ENTRIES PROVIDED>
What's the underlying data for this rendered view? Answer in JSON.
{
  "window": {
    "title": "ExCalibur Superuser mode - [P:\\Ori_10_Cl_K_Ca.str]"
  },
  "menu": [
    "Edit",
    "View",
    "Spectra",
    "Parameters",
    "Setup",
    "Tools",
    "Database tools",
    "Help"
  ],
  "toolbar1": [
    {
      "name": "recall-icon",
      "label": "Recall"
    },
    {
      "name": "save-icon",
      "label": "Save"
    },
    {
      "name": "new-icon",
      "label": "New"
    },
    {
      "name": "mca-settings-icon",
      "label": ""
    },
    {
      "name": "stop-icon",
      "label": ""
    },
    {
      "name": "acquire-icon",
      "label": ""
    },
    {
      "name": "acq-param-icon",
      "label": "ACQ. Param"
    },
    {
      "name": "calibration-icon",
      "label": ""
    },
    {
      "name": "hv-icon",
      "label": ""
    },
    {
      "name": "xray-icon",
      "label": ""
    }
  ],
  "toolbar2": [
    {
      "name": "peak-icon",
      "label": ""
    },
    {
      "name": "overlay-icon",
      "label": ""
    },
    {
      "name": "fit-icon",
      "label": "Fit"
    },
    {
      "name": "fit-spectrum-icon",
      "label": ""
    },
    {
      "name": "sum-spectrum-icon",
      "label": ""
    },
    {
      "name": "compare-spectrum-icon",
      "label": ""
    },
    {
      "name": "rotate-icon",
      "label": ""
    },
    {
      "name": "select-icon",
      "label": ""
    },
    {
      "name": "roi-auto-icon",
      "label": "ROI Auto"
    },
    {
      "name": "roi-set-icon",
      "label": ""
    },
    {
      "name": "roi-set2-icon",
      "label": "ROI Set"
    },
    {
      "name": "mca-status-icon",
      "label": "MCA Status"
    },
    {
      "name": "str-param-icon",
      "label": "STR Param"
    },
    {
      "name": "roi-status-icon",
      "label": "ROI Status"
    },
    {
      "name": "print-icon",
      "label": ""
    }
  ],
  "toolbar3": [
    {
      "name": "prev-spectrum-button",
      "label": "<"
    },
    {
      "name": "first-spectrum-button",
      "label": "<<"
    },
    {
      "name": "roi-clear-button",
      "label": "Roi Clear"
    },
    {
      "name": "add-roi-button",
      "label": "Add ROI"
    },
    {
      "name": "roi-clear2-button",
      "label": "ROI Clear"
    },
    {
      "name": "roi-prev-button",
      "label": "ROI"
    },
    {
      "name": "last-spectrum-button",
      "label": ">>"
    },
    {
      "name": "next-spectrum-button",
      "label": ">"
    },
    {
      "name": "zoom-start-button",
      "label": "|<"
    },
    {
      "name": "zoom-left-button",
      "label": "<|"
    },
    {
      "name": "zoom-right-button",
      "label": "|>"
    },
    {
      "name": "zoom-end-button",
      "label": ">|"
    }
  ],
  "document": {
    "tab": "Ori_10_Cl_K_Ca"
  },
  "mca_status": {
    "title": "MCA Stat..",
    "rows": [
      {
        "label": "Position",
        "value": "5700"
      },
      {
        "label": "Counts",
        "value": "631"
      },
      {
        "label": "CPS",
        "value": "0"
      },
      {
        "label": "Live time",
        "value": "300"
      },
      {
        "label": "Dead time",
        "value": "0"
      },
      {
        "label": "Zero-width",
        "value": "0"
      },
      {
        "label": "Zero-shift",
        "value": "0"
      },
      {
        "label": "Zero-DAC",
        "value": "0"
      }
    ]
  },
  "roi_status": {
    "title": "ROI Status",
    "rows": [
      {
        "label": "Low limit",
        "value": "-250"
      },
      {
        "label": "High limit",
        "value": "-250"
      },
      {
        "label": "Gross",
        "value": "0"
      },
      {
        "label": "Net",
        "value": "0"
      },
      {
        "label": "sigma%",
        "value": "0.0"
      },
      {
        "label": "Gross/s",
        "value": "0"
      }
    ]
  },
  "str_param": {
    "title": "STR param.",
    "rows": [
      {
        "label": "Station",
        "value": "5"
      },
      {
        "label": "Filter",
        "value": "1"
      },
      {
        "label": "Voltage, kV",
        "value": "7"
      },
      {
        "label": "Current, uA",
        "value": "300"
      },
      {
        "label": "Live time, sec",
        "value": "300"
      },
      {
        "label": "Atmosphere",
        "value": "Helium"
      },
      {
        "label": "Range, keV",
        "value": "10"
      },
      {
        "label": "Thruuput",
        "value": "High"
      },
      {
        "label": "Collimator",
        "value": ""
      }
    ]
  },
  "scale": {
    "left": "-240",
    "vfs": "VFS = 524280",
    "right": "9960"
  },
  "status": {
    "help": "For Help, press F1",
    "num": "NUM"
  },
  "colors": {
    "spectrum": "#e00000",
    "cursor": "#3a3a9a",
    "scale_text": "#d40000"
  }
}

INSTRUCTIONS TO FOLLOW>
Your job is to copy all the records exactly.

WRITTEN ANSWER>
What's the underlying data for this rendered view? Answer in JSON.
{
  "window": {
    "title": "ExCalibur Superuser mode - [P:\\Ori_10_Cl_K_Ca.str]"
  },
  "menu": [
    "Edit",
    "View",
    "Spectra",
    "Parameters",
    "Setup",
    "Tools",
    "Database tools",
    "Help"
  ],
  "toolbar1": [
    {
      "name": "recall-icon",
      "label": "Recall"
    },
    {
      "name": "save-icon",
      "label": "Save"
    },
    {
      "name": "new-icon",
      "label": "New"
    },
    {
      "name": "mca-settings-icon",
      "label": ""
    },
    {
      "name": "stop-icon",
      "label": ""
    },
    {
      "name": "acquire-icon",
      "label": ""
    },
    {
      "name": "acq-param-icon",
      "label": "ACQ. Param"
    },
    {
      "name": "calibration-icon",
      "label": ""
    },
    {
      "name": "hv-icon",
      "label": ""
    },
    {
      "name": "xray-icon",
      "label": ""
    }
  ],
  "toolbar2": [
    {
      "name": "peak-icon",
      "label": ""
    },
    {
      "name": "overlay-icon",
      "label": ""
    },
    {
      "name": "fit-icon",
      "label": "Fit"
    },
    {
      "name": "fit-spectrum-icon",
      "label": ""
    },
    {
      "name": "sum-spectrum-icon",
      "label": ""
    },
    {
      "name": "compare-spectrum-icon",
      "label": ""
    },
    {
      "name": "rotate-icon",
      "label": ""
    },
    {
      "name": "select-icon",
      "label": ""
    },
    {
      "name": "roi-auto-icon",
      "label": "ROI Auto"
    },
    {
      "name": "roi-set-icon",
      "label": ""
    },
    {
      "name": "roi-set2-icon",
      "label": "ROI Set"
    },
    {
      "name": "mca-status-icon",
      "label": "MCA Status"
    },
    {
      "name": "str-param-icon",
      "label": "STR Param"
    },
    {
      "name": "roi-status-icon",
      "label": "ROI Status"
    },
    {
      "name": "print-icon",
      "label": ""
    }
  ],
  "toolbar3": [
    {
      "name": "prev-spectrum-button",
      "label": "<"
    },
    {
      "name": "first-spectrum-button",
      "label": "<<"
    },
    {
      "name": "roi-clear-button",
      "label": "Roi Clear"
    },
    {
      "name": "add-roi-button",
      "label": "Add ROI"
    },
    {
      "name": "roi-clear2-button",
      "label": "ROI Clear"
    },
    {
      "name": "roi-prev-button",
      "label": "ROI"
    },
    {
      "name": "last-spectrum-button",
      "label": ">>"
    },
    {
      "name": "next-spectrum-button",
      "label": ">"
    },
    {
      "name": "zoom-start-button",
      "label": "|<"
    },
    {
      "name": "zoom-left-button",
      "label": "<|"
    },
    {
      "name": "zoom-right-button",
      "label": "|>"
    },
    {
      "name": "zoom-end-button",
      "label": ">|"
    }
  ],
  "document": {
    "tab": "Ori_10_Cl_K_Ca"
  },
  "mca_status": {
    "title": "MCA Stat..",
    "rows": [
      {
        "label": "Position",
        "value": "5700"
      },
      {
        "label": "Counts",
        "value": "631"
      },
      {
        "label": "CPS",
        "value": "0"
      },
      {
        "label": "Live time",
        "value": "300"
      },
      {
        "label": "Dead time",
        "value": "0"
      },
      {
        "label": "Zero-width",
        "value": "0"
      },
      {
        "label": "Zero-shift",
        "value": "0"
      },
      {
        "label": "Zero-DAC",
        "value": "0"
      }
    ]
  },
  "roi_status": {
    "title": "ROI Status",
    "rows": [
      {
        "label": "Low limit",
        "value": "-250"
      },
      {
        "label": "High limit",
        "value": "-250"
      },
      {
        "label": "Gross",
        "value": "0"
      },
      {
        "label": "Net",
        "value": "0"
      },
      {
        "label": "sigma%",
        "value": "0.0"
      },
      {
        "label": "Gross/s",
        "value": "0"
      }
    ]
  },
  "str_param": {
    "title": "STR param.",
    "rows": [
      {
        "label": "Station",
        "value": "5"
      },
      {
        "label": "Filter",
        "value": "1"
      },
      {
        "label": "Voltage, kV",
        "value": "7"
      },
      {
        "label": "Current, uA",
        "value": "300"
      },
      {
        "label": "Live time, sec",
        "value": "300"
      },
      {
        "label": "Atmosphere",
        "value": "Helium"
      },
      {
        "label": "Range, keV",
        "value": "10"
      },
      {
        "label": "Thruuput",
        "value": "High"
      },
      {
        "label": "Collimator",
        "value": ""
      }
    ]
  },
  "scale": {
    "left": "-240",
    "vfs": "VFS = 524280",
    "right": "9960"
  },
  "status": {
    "help": "For Help, press F1",
    "num": "NUM"
  },
  "colors": {
    "spectrum": "#e00000",
    "cursor": "#3a3a9a",
    "scale_text": "#d40000"
  }
}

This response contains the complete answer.